Your assignment:
Report back the lines in this listing that carry the string "مباشر".

======== Records to process

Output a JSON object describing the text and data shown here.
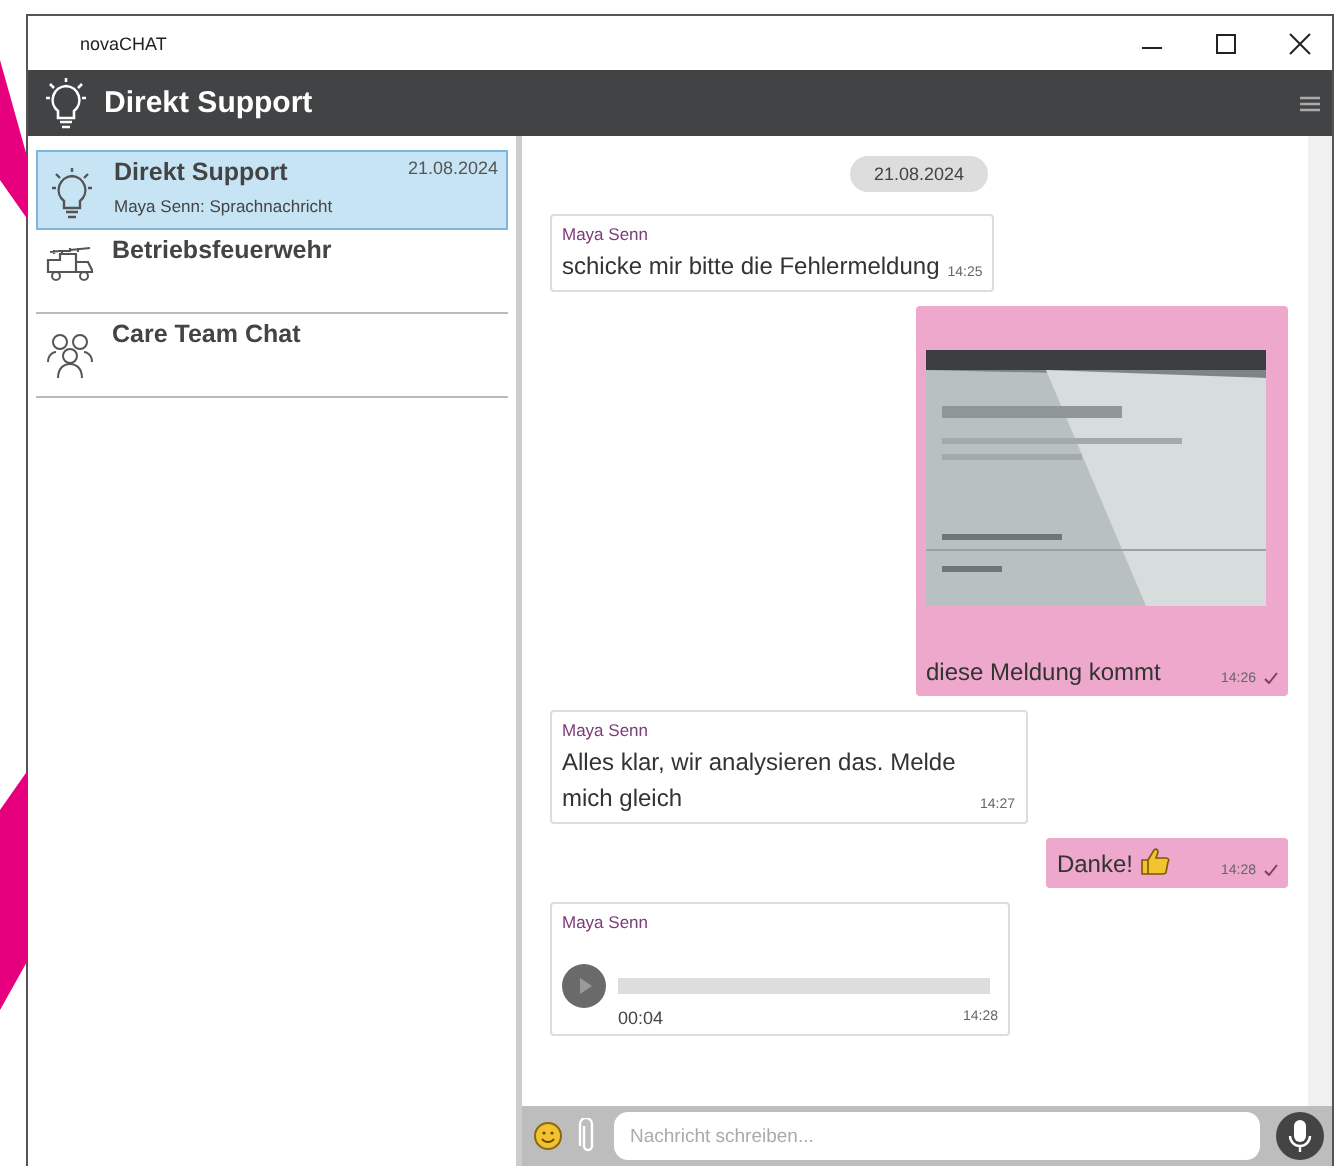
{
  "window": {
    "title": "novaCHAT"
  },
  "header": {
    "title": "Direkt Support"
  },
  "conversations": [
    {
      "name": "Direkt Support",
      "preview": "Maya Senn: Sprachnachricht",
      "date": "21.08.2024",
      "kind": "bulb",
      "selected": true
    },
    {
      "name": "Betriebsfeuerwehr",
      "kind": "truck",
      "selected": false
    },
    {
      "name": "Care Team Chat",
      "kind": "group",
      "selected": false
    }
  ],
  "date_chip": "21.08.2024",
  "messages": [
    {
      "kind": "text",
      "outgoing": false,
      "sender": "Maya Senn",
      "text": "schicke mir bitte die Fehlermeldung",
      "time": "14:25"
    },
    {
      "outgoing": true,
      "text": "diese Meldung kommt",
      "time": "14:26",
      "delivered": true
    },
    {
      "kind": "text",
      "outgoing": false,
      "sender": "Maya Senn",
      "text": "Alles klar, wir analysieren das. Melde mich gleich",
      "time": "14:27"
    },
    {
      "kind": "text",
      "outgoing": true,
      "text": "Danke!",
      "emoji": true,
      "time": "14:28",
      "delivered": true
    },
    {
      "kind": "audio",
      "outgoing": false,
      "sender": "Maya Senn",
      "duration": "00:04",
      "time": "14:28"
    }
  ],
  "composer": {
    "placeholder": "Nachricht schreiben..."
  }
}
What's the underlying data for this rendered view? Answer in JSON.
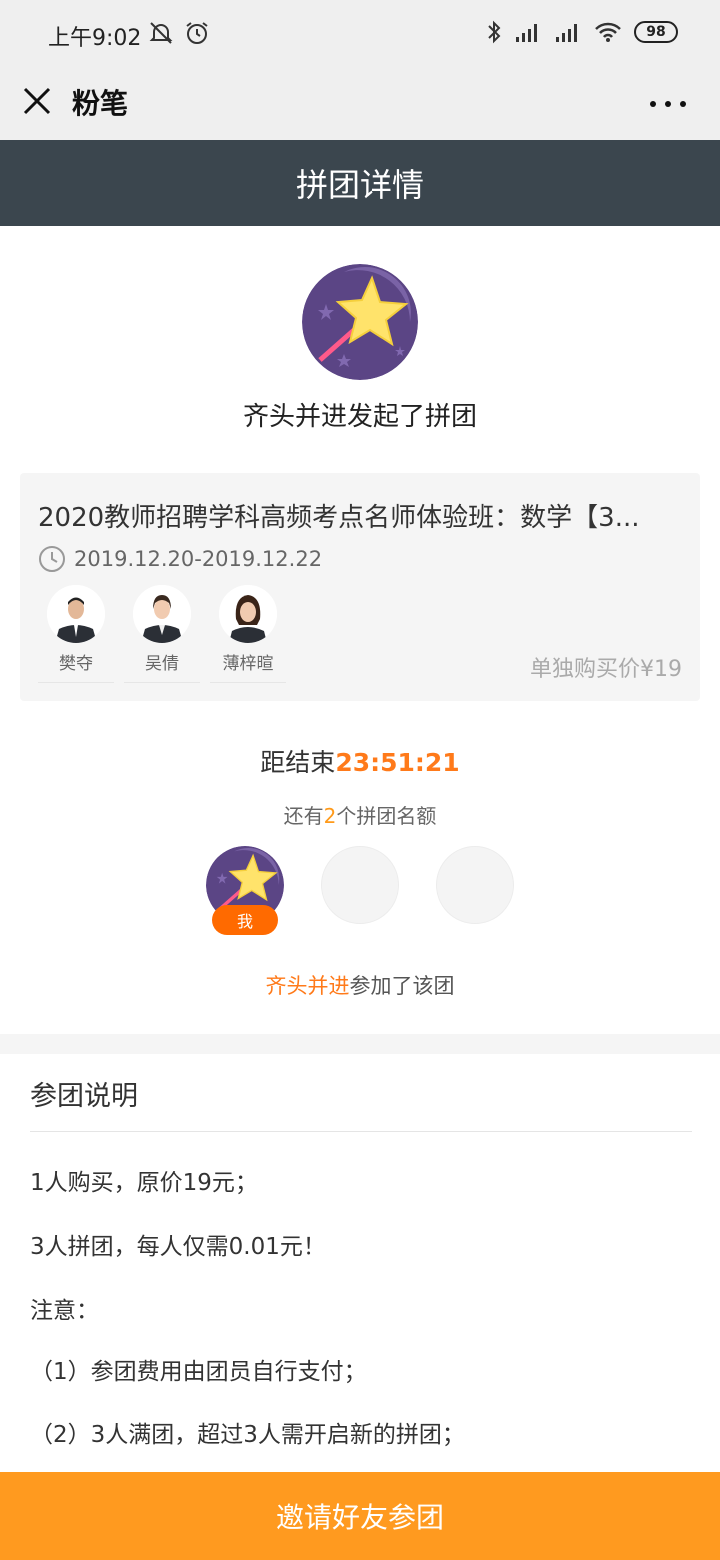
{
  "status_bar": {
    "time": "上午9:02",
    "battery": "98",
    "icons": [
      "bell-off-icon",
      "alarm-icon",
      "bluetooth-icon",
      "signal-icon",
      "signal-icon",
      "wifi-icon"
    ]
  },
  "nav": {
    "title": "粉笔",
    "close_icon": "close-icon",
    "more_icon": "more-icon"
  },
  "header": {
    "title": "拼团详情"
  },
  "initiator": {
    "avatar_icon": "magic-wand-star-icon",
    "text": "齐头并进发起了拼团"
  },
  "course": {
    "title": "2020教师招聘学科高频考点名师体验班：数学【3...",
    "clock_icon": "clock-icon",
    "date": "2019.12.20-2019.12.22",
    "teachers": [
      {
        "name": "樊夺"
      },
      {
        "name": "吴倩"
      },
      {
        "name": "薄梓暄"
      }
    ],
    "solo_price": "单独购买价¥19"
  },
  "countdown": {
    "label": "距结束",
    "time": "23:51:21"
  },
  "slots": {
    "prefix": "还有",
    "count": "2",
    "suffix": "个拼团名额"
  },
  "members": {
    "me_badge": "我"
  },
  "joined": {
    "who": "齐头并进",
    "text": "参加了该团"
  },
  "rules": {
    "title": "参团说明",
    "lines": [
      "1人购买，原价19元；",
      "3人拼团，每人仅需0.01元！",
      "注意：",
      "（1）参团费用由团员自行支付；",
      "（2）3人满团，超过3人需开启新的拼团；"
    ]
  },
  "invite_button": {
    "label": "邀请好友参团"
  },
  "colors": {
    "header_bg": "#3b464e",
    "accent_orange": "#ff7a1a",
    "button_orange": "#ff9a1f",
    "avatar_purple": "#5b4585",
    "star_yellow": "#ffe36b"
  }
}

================
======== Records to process

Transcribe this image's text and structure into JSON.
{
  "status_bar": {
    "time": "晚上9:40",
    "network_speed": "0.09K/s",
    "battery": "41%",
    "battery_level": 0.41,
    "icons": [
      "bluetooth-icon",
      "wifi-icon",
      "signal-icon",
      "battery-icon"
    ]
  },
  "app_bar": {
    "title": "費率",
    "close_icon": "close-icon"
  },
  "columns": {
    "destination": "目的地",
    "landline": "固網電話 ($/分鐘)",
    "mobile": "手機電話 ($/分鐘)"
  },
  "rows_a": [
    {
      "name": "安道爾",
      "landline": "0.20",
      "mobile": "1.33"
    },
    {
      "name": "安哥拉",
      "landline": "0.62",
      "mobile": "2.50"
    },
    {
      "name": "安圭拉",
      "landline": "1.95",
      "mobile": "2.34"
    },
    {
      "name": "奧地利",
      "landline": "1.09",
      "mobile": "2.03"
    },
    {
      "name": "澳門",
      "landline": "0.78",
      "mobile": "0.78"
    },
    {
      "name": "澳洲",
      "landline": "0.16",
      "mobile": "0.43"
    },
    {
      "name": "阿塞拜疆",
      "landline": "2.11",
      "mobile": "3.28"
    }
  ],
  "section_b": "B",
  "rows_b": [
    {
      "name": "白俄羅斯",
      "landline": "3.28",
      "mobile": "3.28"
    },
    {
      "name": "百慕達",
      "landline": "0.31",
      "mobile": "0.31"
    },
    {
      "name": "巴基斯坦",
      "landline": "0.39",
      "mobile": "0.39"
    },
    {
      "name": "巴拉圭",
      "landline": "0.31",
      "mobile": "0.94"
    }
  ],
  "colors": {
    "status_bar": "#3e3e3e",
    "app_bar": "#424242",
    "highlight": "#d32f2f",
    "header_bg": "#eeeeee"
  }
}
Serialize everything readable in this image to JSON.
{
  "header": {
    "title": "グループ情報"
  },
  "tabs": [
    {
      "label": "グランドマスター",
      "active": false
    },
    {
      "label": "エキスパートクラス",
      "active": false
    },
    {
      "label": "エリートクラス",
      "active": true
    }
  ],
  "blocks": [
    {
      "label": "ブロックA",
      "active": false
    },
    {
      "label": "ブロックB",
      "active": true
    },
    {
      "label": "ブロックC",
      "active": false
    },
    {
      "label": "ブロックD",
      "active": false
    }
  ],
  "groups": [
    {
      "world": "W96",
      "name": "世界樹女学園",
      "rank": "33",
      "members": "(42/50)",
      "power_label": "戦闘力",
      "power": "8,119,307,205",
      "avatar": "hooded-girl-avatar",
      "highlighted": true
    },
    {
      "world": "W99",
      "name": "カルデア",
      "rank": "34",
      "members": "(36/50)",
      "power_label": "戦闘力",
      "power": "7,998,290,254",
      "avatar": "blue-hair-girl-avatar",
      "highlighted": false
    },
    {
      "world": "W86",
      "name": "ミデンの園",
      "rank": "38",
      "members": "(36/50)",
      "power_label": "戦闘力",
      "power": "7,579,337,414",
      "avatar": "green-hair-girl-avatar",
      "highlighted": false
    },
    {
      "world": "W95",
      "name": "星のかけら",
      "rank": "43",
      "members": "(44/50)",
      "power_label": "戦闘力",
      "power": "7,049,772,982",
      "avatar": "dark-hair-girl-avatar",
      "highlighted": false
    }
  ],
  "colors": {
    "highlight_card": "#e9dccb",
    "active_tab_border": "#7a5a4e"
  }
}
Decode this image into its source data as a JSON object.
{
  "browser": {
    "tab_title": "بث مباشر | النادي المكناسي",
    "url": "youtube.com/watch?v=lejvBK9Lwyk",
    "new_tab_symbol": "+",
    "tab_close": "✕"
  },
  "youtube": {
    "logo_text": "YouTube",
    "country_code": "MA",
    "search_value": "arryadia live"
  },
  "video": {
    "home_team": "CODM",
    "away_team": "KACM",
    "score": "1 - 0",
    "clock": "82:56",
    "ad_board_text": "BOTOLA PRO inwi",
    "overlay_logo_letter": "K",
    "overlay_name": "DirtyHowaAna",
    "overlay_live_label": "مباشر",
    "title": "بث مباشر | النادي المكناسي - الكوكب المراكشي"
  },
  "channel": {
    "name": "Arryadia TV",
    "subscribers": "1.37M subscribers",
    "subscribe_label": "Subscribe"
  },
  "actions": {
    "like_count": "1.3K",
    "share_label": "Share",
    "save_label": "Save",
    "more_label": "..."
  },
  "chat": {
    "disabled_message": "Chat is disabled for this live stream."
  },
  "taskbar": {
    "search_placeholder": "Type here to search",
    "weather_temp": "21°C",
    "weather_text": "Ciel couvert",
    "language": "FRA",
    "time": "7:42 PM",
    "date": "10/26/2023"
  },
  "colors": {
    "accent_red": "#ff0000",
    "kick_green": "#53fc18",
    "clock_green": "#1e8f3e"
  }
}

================

Answer to the exercise:
    "tab_title": "بث مباشر | النادي المكناسي",
    "overlay_live_label": "مباشر",
    "title": "بث مباشر | النادي المكناسي - الكوكب المراكشي"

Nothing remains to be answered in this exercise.